» Description of the task: Please reproduce the data exactly, excluding any pictures it contains.

» Records provided:
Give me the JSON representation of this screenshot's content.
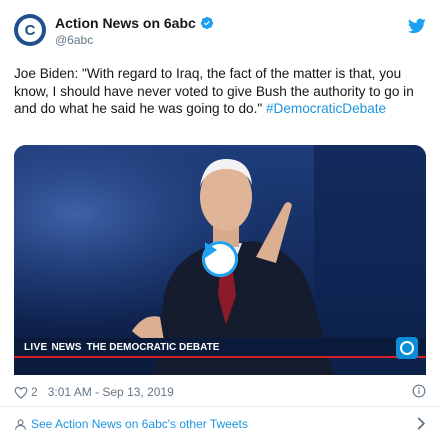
{
  "author": {
    "display_name": "Action News on 6abc",
    "handle": "@6abc",
    "avatar_letter": "C",
    "verified": true
  },
  "tweet": {
    "text": "Joe Biden: \"With regard to Iraq, the fact of the matter is that, you know, I should have never voted to give Bush the authority to go in and do what he said he was going to do.\" ",
    "hashtag": "#DemocraticDebate"
  },
  "media": {
    "chyron_live": "LIVE",
    "chyron_network": "NEWS",
    "chyron_title": "THE DEMOCRATIC DEBATE",
    "has_play_button": true
  },
  "meta": {
    "likes": "2",
    "timestamp": "3:01 AM - Sep 13, 2019"
  },
  "footer": {
    "link_text": "See Action News on 6abc's other Tweets"
  },
  "colors": {
    "link": "#1b95e0",
    "text": "#14171a",
    "muted": "#657786",
    "twitter_blue": "#1da1f2",
    "avatar": "#1f4f8f"
  },
  "icons": [
    "verified-badge-icon",
    "twitter-bird-icon",
    "play-icon",
    "heart-icon",
    "info-icon",
    "person-icon",
    "chevron-right-icon"
  ]
}
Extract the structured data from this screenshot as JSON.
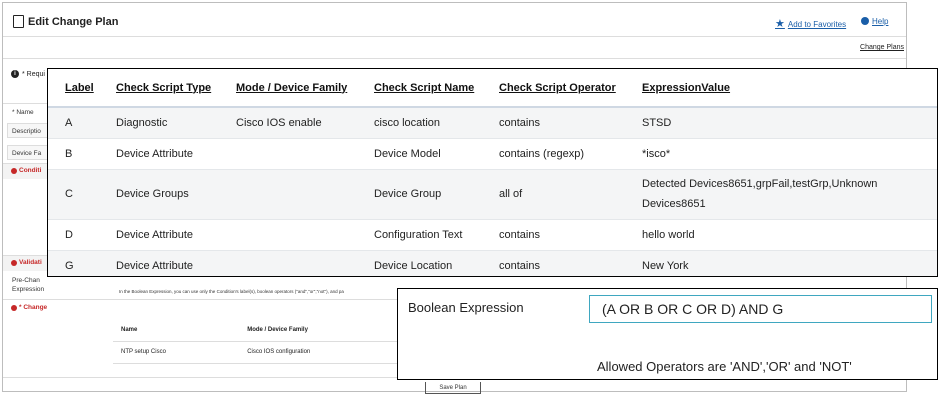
{
  "page": {
    "title": "Edit Change Plan",
    "add_to_favorites": "Add to Favorites",
    "help": "Help",
    "change_plans": "Change Plans",
    "required_note": "* Requi"
  },
  "form": {
    "name_label": "* Name",
    "description_label": "Descriptio",
    "device_family_label": "Device Fa",
    "conditions_label": "Conditi",
    "validation_label": "Validati",
    "pre_change_label": "Pre-Chan",
    "expression_label": "Expression",
    "change_label": "* Change",
    "boolean_note": "In the Boolean Expression, you can use only the Condition's label(s), boolean operators (\"and\",\"or\",\"not\"), and pa"
  },
  "change_table": {
    "headers": [
      "Name",
      "Mode / Device Family"
    ],
    "rows": [
      [
        "NTP setup Cisco",
        "Cisco IOS configuration"
      ]
    ]
  },
  "save_button": "Save Plan",
  "conditions": {
    "headers": [
      "Label",
      "Check Script Type",
      "Mode / Device Family",
      "Check Script Name",
      "Check Script Operator",
      "ExpressionValue"
    ],
    "rows": [
      {
        "label": "A",
        "type": "Diagnostic",
        "mode": "Cisco IOS enable",
        "name": "cisco location",
        "operator": "contains",
        "value": "STSD"
      },
      {
        "label": "B",
        "type": "Device Attribute",
        "mode": "",
        "name": "Device Model",
        "operator": "contains (regexp)",
        "value": "*isco*"
      },
      {
        "label": "C",
        "type": "Device Groups",
        "mode": "",
        "name": "Device Group",
        "operator": "all of",
        "value": "Detected Devices8651,grpFail,testGrp,Unknown Devices8651"
      },
      {
        "label": "D",
        "type": "Device Attribute",
        "mode": "",
        "name": "Configuration Text",
        "operator": "contains",
        "value": "hello world"
      },
      {
        "label": "G",
        "type": "Device Attribute",
        "mode": "",
        "name": "Device Location",
        "operator": "contains",
        "value": "New York"
      }
    ]
  },
  "boolean": {
    "label": "Boolean Expression",
    "value": "(A OR B OR C OR D) AND G",
    "help": "Allowed Operators are 'AND','OR' and 'NOT'"
  },
  "colors": {
    "link": "#1a5ea8",
    "required_red": "#c62828",
    "input_border": "#3fa7c0"
  }
}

» Your response:
Give me the JSON representation of this screenshot's content.
{
  "author": {
    "display_name": "Action News on 6abc",
    "handle": "@6abc",
    "avatar_letter": "C",
    "verified": true
  },
  "tweet": {
    "text": "Joe Biden: \"With regard to Iraq, the fact of the matter is that, you know, I should have never voted to give Bush the authority to go in and do what he said he was going to do.\" ",
    "hashtag": "#DemocraticDebate"
  },
  "media": {
    "chyron_live": "LIVE",
    "chyron_network": "NEWS",
    "chyron_title": "THE DEMOCRATIC DEBATE",
    "has_play_button": true
  },
  "meta": {
    "likes": "2",
    "timestamp": "3:01 AM - Sep 13, 2019"
  },
  "footer": {
    "link_text": "See Action News on 6abc's other Tweets"
  },
  "colors": {
    "link": "#1b95e0",
    "text": "#14171a",
    "muted": "#657786",
    "twitter_blue": "#1da1f2",
    "avatar": "#1f4f8f"
  },
  "icons": [
    "verified-badge-icon",
    "twitter-bird-icon",
    "play-icon",
    "heart-icon",
    "info-icon",
    "person-icon",
    "chevron-right-icon"
  ]
}
Extract the structured data from this screenshot as JSON.
{
  "page": {
    "title": "Edit Change Plan",
    "add_to_favorites": "Add to Favorites",
    "help": "Help",
    "change_plans": "Change Plans",
    "required_note": "* Requi"
  },
  "form": {
    "name_label": "* Name",
    "description_label": "Descriptio",
    "device_family_label": "Device Fa",
    "conditions_label": "Conditi",
    "validation_label": "Validati",
    "pre_change_label": "Pre-Chan",
    "expression_label": "Expression",
    "change_label": "* Change",
    "boolean_note": "In the Boolean Expression, you can use only the Condition's label(s), boolean operators (\"and\",\"or\",\"not\"), and pa"
  },
  "change_table": {
    "headers": [
      "Name",
      "Mode / Device Family"
    ],
    "rows": [
      [
        "NTP setup Cisco",
        "Cisco IOS configuration"
      ]
    ]
  },
  "save_button": "Save Plan",
  "conditions": {
    "headers": [
      "Label",
      "Check Script Type",
      "Mode / Device Family",
      "Check Script Name",
      "Check Script Operator",
      "ExpressionValue"
    ],
    "rows": [
      {
        "label": "A",
        "type": "Diagnostic",
        "mode": "Cisco IOS enable",
        "name": "cisco location",
        "operator": "contains",
        "value": "STSD"
      },
      {
        "label": "B",
        "type": "Device Attribute",
        "mode": "",
        "name": "Device Model",
        "operator": "contains (regexp)",
        "value": "*isco*"
      },
      {
        "label": "C",
        "type": "Device Groups",
        "mode": "",
        "name": "Device Group",
        "operator": "all of",
        "value": "Detected Devices8651,grpFail,testGrp,Unknown Devices8651"
      },
      {
        "label": "D",
        "type": "Device Attribute",
        "mode": "",
        "name": "Configuration Text",
        "operator": "contains",
        "value": "hello world"
      },
      {
        "label": "G",
        "type": "Device Attribute",
        "mode": "",
        "name": "Device Location",
        "operator": "contains",
        "value": "New York"
      }
    ]
  },
  "boolean": {
    "label": "Boolean Expression",
    "value": "(A OR B OR C OR D) AND G",
    "help": "Allowed Operators are 'AND','OR' and 'NOT'"
  },
  "colors": {
    "link": "#1a5ea8",
    "required_red": "#c62828",
    "input_border": "#3fa7c0"
  }
}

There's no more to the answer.